A lottery is a process in which the winners are determined by chance. This is a system that can be used to award prizes such as units in a housing block or kindergarten placements. It is common for lotteries to be used as a way to raise money for public projects and services. Many people who do not normally gamble are willing to take part in these events in order to have a small chance of winning a big prize.
The word lottery derives from the Latin verb lotere, which means to divide. Originally, the term refers to an act of division, but later came to describe a specific type of gambling. While gambling is not necessarily wrong, it is important to be aware of the risks involved. It is also important to realize that the more you play, the more likely you are to lose. Therefore, it is best to be a sensible gambler and not spend all of your money on lottery tickets.
Many people buy lottery tickets because they believe that they will win the jackpot. However, it is important to remember that the likelihood of winning a large sum of money is very low. This is why it is best to play a smaller lottery rather than a bigger one. In addition, it is a good idea to only play the lottery with money that you can afford to lose.
In colonial America, lotteries were a popular method of raising funds for both private and public ventures. They played an important role in funding roads, libraries, churches, canals, and colleges. Nevertheless, the general public disliked lotteries because they were viewed as a hidden tax.
Today, the lottery is a form of entertainment that is played by millions of people worldwide. The biggest winners in the world are the multi-billionaires who use the money to buy valuable assets and secure their financial futures. Some of them even choose to invest the majority of their winnings into businesses and real estate. The other major lottery players are the individuals who use their winnings to make a living and support their families.
When playing the lottery, it is important to remember that every number has an equal chance of being selected in a draw. However, some numbers are more common than others, so you can improve your odds by avoiding certain numbers. It is also helpful to purchase more than one ticket, as this will increase your chances of winning. You can also select a combination of numbers that doesn’t include significant dates, such as birthdays or ages.

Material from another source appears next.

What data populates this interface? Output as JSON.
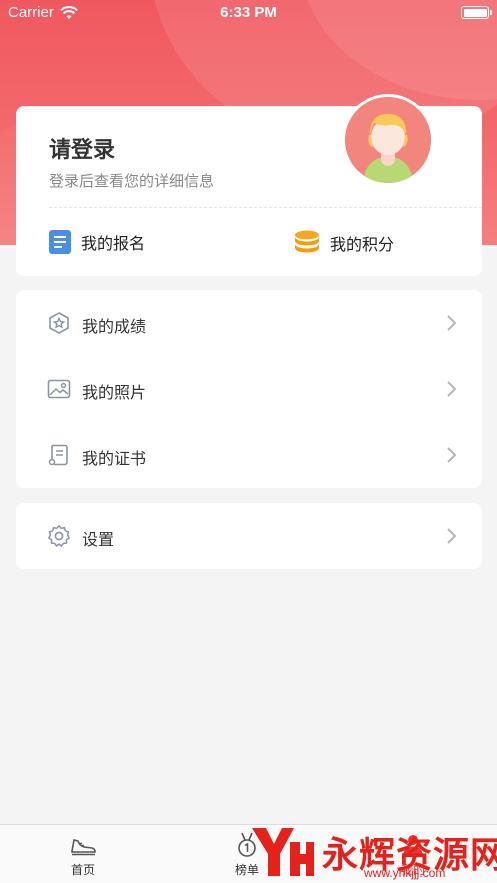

Lottery participants tend to covet money and the things that it can buy. It is important to remember that God forbids coveting and the Bible warns us against putting our hope in wealth. It is possible to attain true wealth without the help of the lottery, but it takes a great deal of work and dedication. In addition, it is important not to flaunt your wealth because doing so could lead to a number of problems.